Nigel Farage says 85,000 people have signed up to his new Brexit Party, boasting “the fastest growing political force in the land” will smash the two-party system.

Almost £2m has flooded in within a few weeks from grassroots supporters, ahead of a predicted victory in the European elections later this month, the former Ukip leader said.

Mr Farage revealed the momentum behind his party – which tops polls for the MEP elections – as he warned a cross-party Brexit deal between Theresa May and Jeremy Corbyn would fuel it further.

Branding any softer Brexit agreement as a “coalition of politicians against the people”, he said: “I think millions of people would give up on both Labour and the Conservatives.”

He added: “This would be the final betrayal. Frankly, if May signs up to this, I can't see the point of the Conservative Party even existing. What is it for?”

Mr Farage refused to identify immediately a major donor who had given £100,000, but said: “We just yesterday hit 85,000 registered supporters, all paying £25.

“Work it out. We have raised getting on for £2m through individual people joining through our website. I can't think that any other party in the UK has raised money like that.”

The Brexit Party has reached 30 per cent in polls ahead of the 23 May elections, as voters turn on both the Conservatives and Labour over the seemingly never-ending crisis.

Mr Farage challenged Mr Corbyn to a debate as he vowed to target Labour voters next, having already switched many from the Tories and his former party.

Speaking on Sky's Sophy Ridge On Sunday programme, he said: “There are 5 million voters out there, Labour voters, who voted to leave, particularly in the Midlands, the North, and South Wales.

“I would love between now and polling to have a debate with Jeremy Corbyn about this because people are very confused about what Labour are standing for.”

Mr Farage added: “I think if we can dig into the Labour vote, we can surprise even ourselves.”

He came under pressure over Claire Fox, a candidate in the North West of England, over the defence of the IRA Warrington bombing in 1993, but called it “irrelevant”.

Ms Fox was a member of the Revolutionary Communist Party (RCP) which defended “the right of the Irish people to take whatever measures necessary in their struggle for freedom”.

But Mr Farage called it “a classic stitch up smear story”, insisting his candidate had “made no comments herself” and “does not want politics to be pursued by violent means”.

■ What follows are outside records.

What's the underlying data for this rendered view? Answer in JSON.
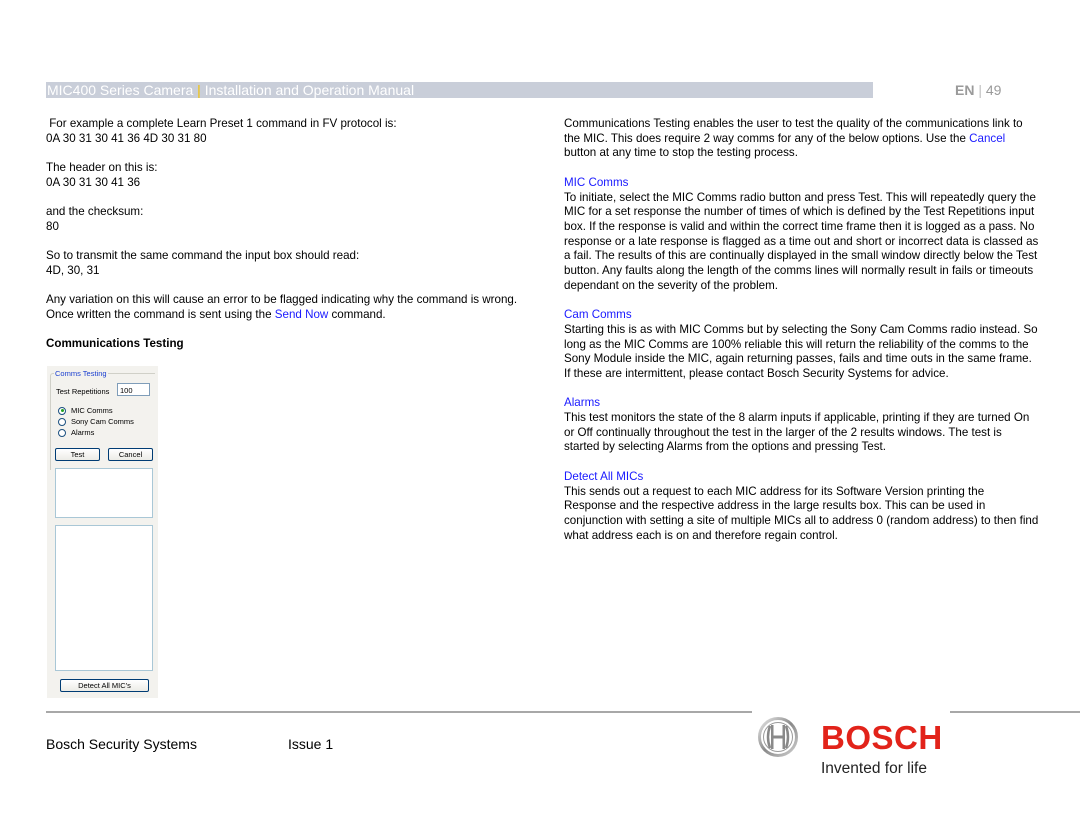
{
  "header": {
    "title_part1": "MIC400 Series Camera",
    "title_sep": "|",
    "title_part2": "Installation and Operation Manual",
    "lang": "EN",
    "page_sep": "|",
    "page_number": "49"
  },
  "left": {
    "p1_line1": " For example a complete Learn Preset 1 command in FV protocol is:",
    "p1_line2": "0A 30 31 30 41 36 4D 30 31 80",
    "p2_line1": "The header on this is:",
    "p2_line2": "0A 30 31 30 41 36",
    "p3_line1": "and the checksum:",
    "p3_line2": "80",
    "p4_line1": "So to transmit the same command the input box should read:",
    "p4_line2": "4D, 30, 31",
    "p5_text_a": "Any variation on this will cause an error to be flagged indicating why the command is wrong. Once written the command is sent using the ",
    "p5_link": "Send Now",
    "p5_text_b": " command.",
    "section_heading": "Communications Testing"
  },
  "dialog": {
    "group_title": "Comms Testing",
    "reps_label": "Test Repetitions",
    "reps_value": "100",
    "options": [
      {
        "label": "MIC Comms",
        "selected": true
      },
      {
        "label": "Sony Cam Comms",
        "selected": false
      },
      {
        "label": "Alarms",
        "selected": false
      }
    ],
    "test_button": "Test",
    "cancel_button": "Cancel",
    "detect_button": "Detect All MIC's"
  },
  "right": {
    "intro_a": "Communications Testing enables the user to test the quality of the communications link to the MIC. This does require 2 way comms for any of the below options. Use the ",
    "intro_link": "Cancel",
    "intro_b": " button at any time to stop the testing process.",
    "sections": [
      {
        "title": "MIC Comms",
        "body": "To initiate, select the MIC Comms radio button and press Test. This will repeatedly query the MIC for a set response the number of times of which is defined by the Test Repetitions input box. If the response is valid and within the correct time frame then it is logged as a pass. No response or a late response is flagged as a time out and short or incorrect data is classed as a fail. The results of this are continually displayed in the small window directly below the Test button. Any faults along the length of the comms lines will normally result in fails or timeouts dependant on the severity of the problem."
      },
      {
        "title": "Cam Comms",
        "body": "Starting this is as with MIC Comms but by selecting the Sony Cam Comms radio instead. So long as the MIC Comms are 100% reliable this will return the reliability of the comms to the Sony Module inside the MIC, again returning passes, fails and time outs in the same frame. If these are intermittent, please contact Bosch Security Systems for advice."
      },
      {
        "title": "Alarms",
        "body": "This test monitors the state of the 8 alarm inputs if applicable, printing if they are turned On or Off continually throughout the test in the larger of the 2 results windows. The test is started by selecting Alarms from the options and pressing Test."
      },
      {
        "title": "Detect All MICs",
        "body": "This sends out a request to each MIC address for its Software Version printing the Response and the respective address in the large results box. This can be used in conjunction with setting a site of multiple MICs all to address 0 (random address) to then find what address each is on and therefore regain control."
      }
    ]
  },
  "footer": {
    "company": "Bosch Security Systems",
    "issue": "Issue 1",
    "brand": "BOSCH",
    "tagline": "Invented for life",
    "brand_color": "#e2231a"
  }
}
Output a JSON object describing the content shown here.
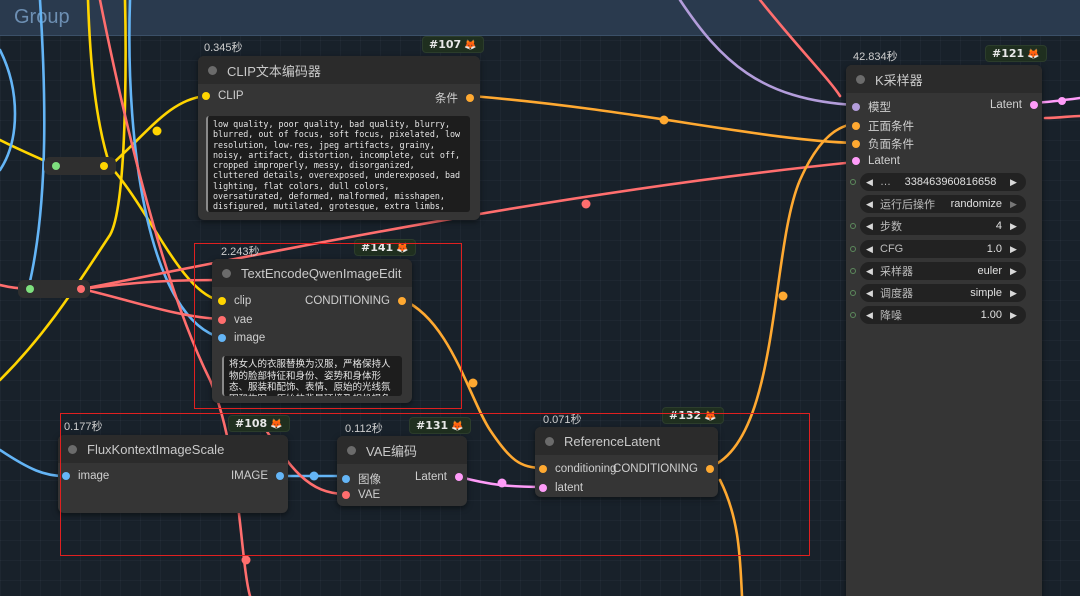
{
  "group": {
    "title": "Group"
  },
  "colors": {
    "clip": "#ffd500",
    "conditioning": "#ffa931",
    "vae": "#ff6e6e",
    "image": "#64b5f6",
    "latent": "#ff9cf9",
    "model": "#b39ddb",
    "widget_dot": "#5c8a5c"
  },
  "nodes": {
    "clip_encode": {
      "timing": "0.345秒",
      "badge": "#107",
      "badge_icon": "fox-icon",
      "title": "CLIP文本编码器",
      "input_clip": "CLIP",
      "output_cond": "条件",
      "prompt": "low quality, poor quality, bad quality, blurry, blurred, out of focus, soft focus, pixelated, low resolution, low-res, jpeg artifacts, grainy, noisy, artifact, distortion, incomplete, cut off, cropped improperly, messy, disorganized, cluttered details, overexposed, underexposed, bad lighting, flat colors, dull colors, oversaturated, deformed, malformed, misshapen, disfigured, mutilated, grotesque, extra limbs, missing limbs, fused limbs,"
    },
    "qwen_edit": {
      "timing": "2.243秒",
      "badge": "#141",
      "title": "TextEncodeQwenImageEdit",
      "input_clip": "clip",
      "input_vae": "vae",
      "input_image": "image",
      "output_cond": "CONDITIONING",
      "prompt": "将女人的衣服替换为汉服，严格保持人物的脸部特征和身份、姿势和身体形态、服装和配饰、表情、原始的光线氛围和构图。原始的背景环境及相机视角"
    },
    "flux_scale": {
      "timing": "0.177秒",
      "badge": "#108",
      "title": "FluxKontextImageScale",
      "input_image": "image",
      "output_image": "IMAGE"
    },
    "vae_encode": {
      "timing": "0.112秒",
      "badge": "#131",
      "title": "VAE编码",
      "input_image": "图像",
      "input_vae": "VAE",
      "output_latent": "Latent"
    },
    "ref_latent": {
      "timing": "0.071秒",
      "badge": "#132",
      "title": "ReferenceLatent",
      "input_cond": "conditioning",
      "input_latent": "latent",
      "output_cond": "CONDITIONING"
    },
    "ksampler": {
      "timing": "42.834秒",
      "badge": "#121",
      "title": "K采样器",
      "input_model": "模型",
      "input_pos": "正面条件",
      "input_neg": "负面条件",
      "input_latent": "Latent",
      "output_latent": "Latent",
      "widgets": [
        {
          "label": "",
          "value": "338463960816658",
          "prefix": "…"
        },
        {
          "label": "运行后操作",
          "value": "randomize"
        },
        {
          "label": "步数",
          "value": "4"
        },
        {
          "label": "CFG",
          "value": "1.0"
        },
        {
          "label": "采样器",
          "value": "euler"
        },
        {
          "label": "调度器",
          "value": "simple"
        },
        {
          "label": "降噪",
          "value": "1.00"
        }
      ]
    }
  }
}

Colin Parry, whose son Tim, 12, died in the bombing, has said voters would be “absolutely disgusted” and urged Ms Fox to disown the comments, but Mr Farage said: “This is an irrelevant conversation.”